“We installed meters in our stores two years ago as part of a project undertaken with SBCSR,” says Steve Marshall, store manager at RS Cockerill. “It has made us aware of what we use in-store, but more than that, it helps us improve efficiency.”
Measuring electricity usage has made Steve more aware of costs and his company now avoids running the store half-empty where possible, making important energy savings that can make a difference when profit margins are tight.
“It’s useful to have these figures to hand when you are examining the possibility of making changes in-store or buying new machinery. You know what your machinery costs to run – so you can make useful comparisons before you buy.
“I would wholeheartedly recommend all store managers to invest in having them installed. A new meter costs around £300, but just think how much we spend on other farm machinery, such as a new tractor.”
Store managers with 1,000 tonnes of potatoes for the fresh market could save up to £1,600 a year with more energy-efficient storage, if they know exactly where their costs are.
Adrian was one of the principal researchers of the recently-published energy project Reducing the Energy Cost of Potato Storage, funded by the Potato Council. 36 potato stores, representing a typical cross section of GB stores, were studied by Farm Energy and SBCSR over three years and results collated and analysed.
“The least energy-efficient potato stores use up to three times more energy than the best ones,” he continues. “With a season’s storage costing, on average, between £4 and £8 per tonne in electricity, it is worthwhile monitoring consumption data as even small changes in usage can offer a quick payback on a meter.”
To reinforce this, Adrian recommends levy-payers benchmark the performance of their own stores, using the Potato Council’s ‘energy hub’ at www.potato.org.uk/energy to access reports showing a range of monthly consumption data across different types of store supplying a range of markets.
“Our results have demonstrated that well maintained, well managed older stores can be as efficient as those built in the last few years,” he continues. “Furthermore, in an inefficient store, investing £15,000 to refurbish insulation can be repaid in as little as five years.”
However, it is important not to reduce energy use at any cost.

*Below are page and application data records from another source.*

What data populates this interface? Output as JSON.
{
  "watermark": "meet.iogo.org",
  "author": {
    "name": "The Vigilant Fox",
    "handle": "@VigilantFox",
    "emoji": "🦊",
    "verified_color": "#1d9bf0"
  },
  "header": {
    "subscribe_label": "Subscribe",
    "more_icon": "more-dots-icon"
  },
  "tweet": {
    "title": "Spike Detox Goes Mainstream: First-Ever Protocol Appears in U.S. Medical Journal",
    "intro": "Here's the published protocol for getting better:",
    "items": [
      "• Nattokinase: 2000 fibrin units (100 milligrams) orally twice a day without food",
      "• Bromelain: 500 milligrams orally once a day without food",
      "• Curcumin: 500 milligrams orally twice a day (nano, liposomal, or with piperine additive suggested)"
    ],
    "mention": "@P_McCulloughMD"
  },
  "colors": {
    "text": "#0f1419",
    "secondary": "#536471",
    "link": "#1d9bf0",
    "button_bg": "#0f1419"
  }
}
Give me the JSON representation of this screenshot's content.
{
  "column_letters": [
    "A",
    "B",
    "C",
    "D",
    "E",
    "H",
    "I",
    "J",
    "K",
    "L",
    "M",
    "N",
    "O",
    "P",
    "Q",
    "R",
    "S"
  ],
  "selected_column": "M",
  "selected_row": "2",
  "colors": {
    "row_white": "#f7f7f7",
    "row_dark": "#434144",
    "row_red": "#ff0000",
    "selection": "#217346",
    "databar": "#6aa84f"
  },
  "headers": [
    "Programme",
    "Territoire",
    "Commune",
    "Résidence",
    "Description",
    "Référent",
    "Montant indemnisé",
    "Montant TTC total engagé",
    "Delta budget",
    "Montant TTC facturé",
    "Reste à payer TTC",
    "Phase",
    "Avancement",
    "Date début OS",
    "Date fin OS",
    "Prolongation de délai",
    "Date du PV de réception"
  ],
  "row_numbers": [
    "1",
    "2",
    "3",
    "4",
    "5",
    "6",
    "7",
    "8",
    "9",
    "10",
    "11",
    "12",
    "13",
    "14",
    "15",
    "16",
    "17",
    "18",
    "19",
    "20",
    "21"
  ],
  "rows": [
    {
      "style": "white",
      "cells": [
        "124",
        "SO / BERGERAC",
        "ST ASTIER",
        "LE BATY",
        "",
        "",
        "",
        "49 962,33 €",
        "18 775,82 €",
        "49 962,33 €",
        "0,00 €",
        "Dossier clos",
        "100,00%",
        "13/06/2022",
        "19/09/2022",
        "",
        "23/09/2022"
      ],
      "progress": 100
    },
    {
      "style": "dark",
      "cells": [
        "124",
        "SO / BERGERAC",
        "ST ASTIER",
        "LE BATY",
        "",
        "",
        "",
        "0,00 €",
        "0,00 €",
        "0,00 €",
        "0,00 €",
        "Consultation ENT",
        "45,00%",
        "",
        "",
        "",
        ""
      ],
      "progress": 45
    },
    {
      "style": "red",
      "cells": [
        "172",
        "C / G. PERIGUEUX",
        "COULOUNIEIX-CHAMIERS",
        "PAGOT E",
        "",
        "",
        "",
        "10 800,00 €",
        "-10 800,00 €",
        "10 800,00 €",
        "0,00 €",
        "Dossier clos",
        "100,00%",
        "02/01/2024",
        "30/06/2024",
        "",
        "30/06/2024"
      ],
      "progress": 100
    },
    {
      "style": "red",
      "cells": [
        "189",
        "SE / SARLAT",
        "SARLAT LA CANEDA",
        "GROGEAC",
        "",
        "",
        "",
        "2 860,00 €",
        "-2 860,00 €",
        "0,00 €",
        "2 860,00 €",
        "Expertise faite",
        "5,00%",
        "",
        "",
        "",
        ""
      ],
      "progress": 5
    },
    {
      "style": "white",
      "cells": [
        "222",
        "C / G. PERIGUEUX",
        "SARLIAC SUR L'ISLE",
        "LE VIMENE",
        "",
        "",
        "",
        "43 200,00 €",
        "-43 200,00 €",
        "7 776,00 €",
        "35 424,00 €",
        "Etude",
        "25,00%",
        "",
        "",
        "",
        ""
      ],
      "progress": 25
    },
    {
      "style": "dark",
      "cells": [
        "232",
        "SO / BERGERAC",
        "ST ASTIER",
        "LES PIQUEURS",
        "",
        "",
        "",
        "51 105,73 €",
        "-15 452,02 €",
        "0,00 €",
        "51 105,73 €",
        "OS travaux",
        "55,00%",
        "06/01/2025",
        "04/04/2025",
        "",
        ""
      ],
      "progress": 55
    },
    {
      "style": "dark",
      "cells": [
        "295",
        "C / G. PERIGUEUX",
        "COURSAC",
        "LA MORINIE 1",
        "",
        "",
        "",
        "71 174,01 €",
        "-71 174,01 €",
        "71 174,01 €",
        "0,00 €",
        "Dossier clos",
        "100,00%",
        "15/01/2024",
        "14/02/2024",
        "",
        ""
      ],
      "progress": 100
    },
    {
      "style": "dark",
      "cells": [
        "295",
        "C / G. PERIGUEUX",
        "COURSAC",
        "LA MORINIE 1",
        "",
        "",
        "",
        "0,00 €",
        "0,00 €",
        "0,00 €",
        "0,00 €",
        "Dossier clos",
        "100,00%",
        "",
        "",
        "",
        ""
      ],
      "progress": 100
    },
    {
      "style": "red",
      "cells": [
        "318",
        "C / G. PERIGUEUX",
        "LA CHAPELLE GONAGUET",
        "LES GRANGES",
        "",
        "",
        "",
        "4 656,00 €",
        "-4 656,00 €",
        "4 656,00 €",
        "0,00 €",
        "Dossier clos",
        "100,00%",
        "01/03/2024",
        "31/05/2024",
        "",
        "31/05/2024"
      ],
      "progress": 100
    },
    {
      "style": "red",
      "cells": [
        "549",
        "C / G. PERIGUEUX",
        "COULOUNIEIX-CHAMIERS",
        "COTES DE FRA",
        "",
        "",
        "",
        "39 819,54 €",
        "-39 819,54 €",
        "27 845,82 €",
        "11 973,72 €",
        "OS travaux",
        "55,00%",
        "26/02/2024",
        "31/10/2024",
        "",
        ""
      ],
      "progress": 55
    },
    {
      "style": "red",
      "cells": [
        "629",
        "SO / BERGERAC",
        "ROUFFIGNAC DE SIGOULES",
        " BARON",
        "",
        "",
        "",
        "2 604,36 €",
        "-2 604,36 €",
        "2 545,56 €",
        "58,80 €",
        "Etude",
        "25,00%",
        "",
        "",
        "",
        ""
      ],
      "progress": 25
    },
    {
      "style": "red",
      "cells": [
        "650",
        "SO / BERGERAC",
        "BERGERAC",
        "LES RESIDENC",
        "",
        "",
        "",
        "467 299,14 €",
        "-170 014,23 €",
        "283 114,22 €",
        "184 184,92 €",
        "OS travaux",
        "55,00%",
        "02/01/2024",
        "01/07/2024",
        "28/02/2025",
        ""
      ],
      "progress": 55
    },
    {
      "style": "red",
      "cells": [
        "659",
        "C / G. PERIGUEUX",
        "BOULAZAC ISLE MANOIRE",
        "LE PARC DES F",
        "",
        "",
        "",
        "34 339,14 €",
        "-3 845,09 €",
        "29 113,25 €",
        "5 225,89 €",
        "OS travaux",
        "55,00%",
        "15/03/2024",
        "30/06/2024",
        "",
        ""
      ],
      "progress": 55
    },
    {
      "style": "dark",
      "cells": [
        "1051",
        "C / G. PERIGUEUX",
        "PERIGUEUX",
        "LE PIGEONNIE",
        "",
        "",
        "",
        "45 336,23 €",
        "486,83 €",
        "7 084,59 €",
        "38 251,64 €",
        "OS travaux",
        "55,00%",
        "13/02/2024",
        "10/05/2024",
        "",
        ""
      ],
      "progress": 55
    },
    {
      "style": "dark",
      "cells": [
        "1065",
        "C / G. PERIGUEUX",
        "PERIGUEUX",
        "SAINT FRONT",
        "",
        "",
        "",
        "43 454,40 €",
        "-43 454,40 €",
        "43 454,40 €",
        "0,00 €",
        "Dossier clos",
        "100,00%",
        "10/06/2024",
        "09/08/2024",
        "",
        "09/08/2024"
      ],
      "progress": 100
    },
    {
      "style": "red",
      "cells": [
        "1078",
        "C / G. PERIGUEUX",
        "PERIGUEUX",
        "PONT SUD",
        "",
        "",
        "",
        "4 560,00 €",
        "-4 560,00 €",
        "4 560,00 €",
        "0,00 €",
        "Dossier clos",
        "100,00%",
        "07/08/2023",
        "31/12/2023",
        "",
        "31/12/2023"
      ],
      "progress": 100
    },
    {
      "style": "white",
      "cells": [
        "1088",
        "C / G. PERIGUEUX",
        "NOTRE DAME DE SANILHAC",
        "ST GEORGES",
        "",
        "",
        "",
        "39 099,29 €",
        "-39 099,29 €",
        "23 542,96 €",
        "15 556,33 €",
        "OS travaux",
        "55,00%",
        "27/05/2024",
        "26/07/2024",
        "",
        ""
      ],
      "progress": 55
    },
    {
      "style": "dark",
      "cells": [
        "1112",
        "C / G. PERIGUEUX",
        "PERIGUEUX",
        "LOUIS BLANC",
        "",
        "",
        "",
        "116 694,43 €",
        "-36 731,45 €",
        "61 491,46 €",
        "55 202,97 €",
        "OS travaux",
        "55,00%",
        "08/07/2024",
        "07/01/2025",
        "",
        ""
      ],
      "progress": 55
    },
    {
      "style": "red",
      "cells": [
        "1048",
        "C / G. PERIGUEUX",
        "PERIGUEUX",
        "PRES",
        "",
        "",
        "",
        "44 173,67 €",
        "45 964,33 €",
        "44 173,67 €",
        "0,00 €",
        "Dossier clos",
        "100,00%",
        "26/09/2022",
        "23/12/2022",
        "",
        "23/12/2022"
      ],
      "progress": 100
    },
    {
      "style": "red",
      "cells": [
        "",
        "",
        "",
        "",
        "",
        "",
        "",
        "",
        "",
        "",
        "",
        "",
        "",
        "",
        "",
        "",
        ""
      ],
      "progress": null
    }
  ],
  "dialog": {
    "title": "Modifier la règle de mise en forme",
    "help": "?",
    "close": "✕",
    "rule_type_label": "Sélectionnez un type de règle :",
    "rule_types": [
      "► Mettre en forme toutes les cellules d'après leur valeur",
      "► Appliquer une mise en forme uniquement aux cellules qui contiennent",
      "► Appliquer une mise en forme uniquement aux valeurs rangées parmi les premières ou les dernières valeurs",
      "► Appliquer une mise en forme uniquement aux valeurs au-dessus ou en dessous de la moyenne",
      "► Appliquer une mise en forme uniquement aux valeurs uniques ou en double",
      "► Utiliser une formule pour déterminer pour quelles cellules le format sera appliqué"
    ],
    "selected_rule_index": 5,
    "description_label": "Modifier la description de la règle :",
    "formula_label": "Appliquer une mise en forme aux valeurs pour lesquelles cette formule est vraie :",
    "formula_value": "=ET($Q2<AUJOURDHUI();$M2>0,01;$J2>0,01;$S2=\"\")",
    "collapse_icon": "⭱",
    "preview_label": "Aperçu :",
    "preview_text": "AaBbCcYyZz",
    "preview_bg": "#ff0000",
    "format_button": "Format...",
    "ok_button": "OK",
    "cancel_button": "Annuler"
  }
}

Crop quality must not be compromised, although some energy-saving measures can also help quality by reducing dehydration (moisture is lost in proportion to ventilation time) and, in the case of inverters, by increasing the efficacy of sprout control treatments.
Although the research revealed significant potential to reduce storage energy costs, there were some stores which did not quite perform to expectations. A follow-on trial is examining this area in more detail to measure the effect of a range of other factors contributing to store efficiency, such as air leakage and fridge performance. These results will start to feed through later in the year.